The arrival of a new Porsche 911 Turbo is an event thats as significant and riveting for car enthusiasts as the winner of 'American Idol' seems to be for the majority of adult Americans. The Turbo is important because it has resided at the pinnacle of the 911 line since it first went on sale in the U.S. in 1976 and has thus been a perennial contender for the title of best darned sports car on the planet.
The 2007 Turbo is a development of the Type 997 version of the 911, which was introduced two years ago in Carrera and Carrera S forms. Externally, theres little chance of confusing it with its lesser brethren, thanks to a huge biplane rear wing, wider rear wheel arches, stunning 19-inch wheels, and more scoops than a Baskin-Robbins shop. Inside, leather swathes seemingly every surface, but otherwise the car is differentiated from cheaper 911s only by Turbo graphics on the sills and gauges and a unique shifter.
Of course, the real reason the Turbos base price of $123,695 is about 40 grand more than that of a Carrera S is because its a showcase for Porsches most high-tech performance pieces. The horizontally opposed 3.6-liter engine isnt actually the same one found in the Carrera but is a development of the dry-sump unit fitted in the previous-generation Turbo and GT3 and the new GT3. It has a bigger bore and shorter stroke than the Carrera engine and also uses a separate crankcase and cylinder blocks. (The Carrera engine is cast with the crankcase and cylinder blocks as one unit.)
In common with the outgoing turbo engine, VarioCam Plus variable camshaft timing is used to alter valve lift and timing, and the exhaust valves are sodium filled to aid cooling. Unlike in the previous engine, the twin turbochargers feature variable vanes. At low rpm, the vanes close to speed up the exhaust gases and reduce turbo lag, but they open at higher speeds for maximum power. The turbo bearing cases are now water cooled. The upshot is an output of 480 horsepower and maximum torque of 457 pound-feet. (With the optional Sport Chrono package, theres an overboost function that increases turbo pressure by about 2.9 psi, giving maximum torque of 502 pound-feet.)
Like all 911 Turbos going back to the 1995 993, this one has all-wheel drive. The outgoing model used a center viscous coupling, but the new car features an electromagnetically controlled clutch pack at the center differential. This is a major component of the Porsche Traction Management system. Reading data from the onboard sensors, PTM shunts torque between the front and rear axles to reduce understeer or oversteer, to preload the clutch for maximum traction at launch, or to minimize wheelspin on slippery surfaces. The Turbo also has the Porsche Stability Management (PSM) and Porsche Active Suspension Management (PASM) stability-control and electronic-damping systems. A rear-locking differential is optional (our car had it) on models fitted with the six-speed manual transmission, but not on cars that have the five-speed Tiptronic manumatic.

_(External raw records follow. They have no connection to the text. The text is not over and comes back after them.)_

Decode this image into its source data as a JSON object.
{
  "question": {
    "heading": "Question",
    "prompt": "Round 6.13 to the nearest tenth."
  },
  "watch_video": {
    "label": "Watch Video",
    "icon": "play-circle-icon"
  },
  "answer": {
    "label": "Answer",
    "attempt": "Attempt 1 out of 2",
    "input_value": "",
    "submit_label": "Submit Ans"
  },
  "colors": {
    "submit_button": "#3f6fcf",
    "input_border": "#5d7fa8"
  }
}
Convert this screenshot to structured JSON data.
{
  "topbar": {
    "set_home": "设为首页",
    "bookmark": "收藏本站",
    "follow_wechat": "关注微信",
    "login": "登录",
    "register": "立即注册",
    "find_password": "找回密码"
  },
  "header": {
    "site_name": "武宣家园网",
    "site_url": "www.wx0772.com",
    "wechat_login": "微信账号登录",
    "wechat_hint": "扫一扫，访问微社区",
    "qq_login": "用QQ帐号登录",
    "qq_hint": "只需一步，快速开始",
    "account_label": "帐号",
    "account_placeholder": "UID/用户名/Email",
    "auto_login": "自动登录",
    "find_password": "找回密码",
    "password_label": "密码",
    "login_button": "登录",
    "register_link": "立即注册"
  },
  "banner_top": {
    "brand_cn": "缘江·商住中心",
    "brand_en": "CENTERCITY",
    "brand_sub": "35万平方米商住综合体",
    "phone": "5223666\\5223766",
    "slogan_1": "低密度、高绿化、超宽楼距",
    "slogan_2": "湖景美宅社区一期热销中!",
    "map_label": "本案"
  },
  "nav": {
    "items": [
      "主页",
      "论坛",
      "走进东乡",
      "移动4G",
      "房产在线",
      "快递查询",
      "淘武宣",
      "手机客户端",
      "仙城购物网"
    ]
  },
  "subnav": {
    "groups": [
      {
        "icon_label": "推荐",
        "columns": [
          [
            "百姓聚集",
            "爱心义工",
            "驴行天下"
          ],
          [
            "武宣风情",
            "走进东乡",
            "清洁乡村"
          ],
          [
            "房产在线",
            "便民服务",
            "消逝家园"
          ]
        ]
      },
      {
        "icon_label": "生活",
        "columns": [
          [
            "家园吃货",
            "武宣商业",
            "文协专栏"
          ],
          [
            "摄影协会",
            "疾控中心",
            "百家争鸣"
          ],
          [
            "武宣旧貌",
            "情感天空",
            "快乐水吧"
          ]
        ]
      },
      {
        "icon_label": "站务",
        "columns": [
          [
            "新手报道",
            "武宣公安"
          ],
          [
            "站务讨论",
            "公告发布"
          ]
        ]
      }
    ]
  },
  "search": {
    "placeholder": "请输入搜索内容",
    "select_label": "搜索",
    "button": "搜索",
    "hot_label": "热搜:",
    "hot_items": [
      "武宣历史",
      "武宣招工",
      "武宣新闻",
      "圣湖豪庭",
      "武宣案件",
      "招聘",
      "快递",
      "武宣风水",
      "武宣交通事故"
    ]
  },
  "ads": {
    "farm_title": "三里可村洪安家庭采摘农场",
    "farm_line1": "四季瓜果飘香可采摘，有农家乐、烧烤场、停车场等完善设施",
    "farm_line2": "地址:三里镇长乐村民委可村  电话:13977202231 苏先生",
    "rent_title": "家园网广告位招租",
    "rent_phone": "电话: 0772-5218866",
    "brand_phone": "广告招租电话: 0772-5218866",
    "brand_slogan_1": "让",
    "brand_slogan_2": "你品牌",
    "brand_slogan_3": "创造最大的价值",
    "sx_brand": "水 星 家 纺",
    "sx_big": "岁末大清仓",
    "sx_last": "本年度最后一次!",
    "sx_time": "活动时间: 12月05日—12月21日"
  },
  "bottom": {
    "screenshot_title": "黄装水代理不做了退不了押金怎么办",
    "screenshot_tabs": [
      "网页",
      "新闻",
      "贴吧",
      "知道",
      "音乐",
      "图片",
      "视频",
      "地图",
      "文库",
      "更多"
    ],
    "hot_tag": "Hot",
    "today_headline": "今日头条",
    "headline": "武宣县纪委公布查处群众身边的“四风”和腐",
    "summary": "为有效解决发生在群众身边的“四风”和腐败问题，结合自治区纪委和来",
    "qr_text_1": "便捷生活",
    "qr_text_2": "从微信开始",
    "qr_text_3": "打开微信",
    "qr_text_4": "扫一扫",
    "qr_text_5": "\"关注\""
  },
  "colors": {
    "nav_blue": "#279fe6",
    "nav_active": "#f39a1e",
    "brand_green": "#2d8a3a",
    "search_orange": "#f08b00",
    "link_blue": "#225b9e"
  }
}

Taking its cue from the Carrera GT, the Turbo has six-piston front-brake calipers, which here act on 13.8-inch-diameter vented discs. Theres the option of even larger 15.0-inch discs with the $8,840 ceramic composite option. Thanks partly to aluminum doors, the new Turbo weighs about the same as the outgoing car, but its still the porker of this group at 3,514 pounds.
We were expecting the 07 Turbo to be special, but just how good is it? To find out, we traveled to Germany and brought along a Ferrari F430 and Chevrolet Corvette Z06 for comparison. Those both provide similar amounts of horsepower and performance for wildly differing amounts of money -- a base of $65,690 for the 505-hp Corvette and a whopping $174,535 for the 483-hp F430.
For various reasons, Ferrari couldnt provide us with a car because the company was at full stretch with the launch of the 599GTB, but we suspect it was gun-shy about putting its car up against the Corvette. However, Gerrit Schumann, an Internet entrepreneur we know in Germany, generously lent us his car for a couple of days. He wasnt too keen on our running standing starts, having fried a clutch when using the launch-control function, so we took the standing-start acceleration and braking results from our Lords of Envy comparison [C/D, August 2005]. In Europe, we stormed the German autobahns and back roads and tested at the magnificent Papenburg facility in northern Germany, which features a 7.6-mile-long high-speed oval and a replica of the short course at Hockenheim, home of the German Grand Prix.
See the third place winner: 2006 Chevrolet Corvette Z06
See the second place winner: 2007 Porsche 911 Turbo
See the first place winner: 2006 Ferrari F430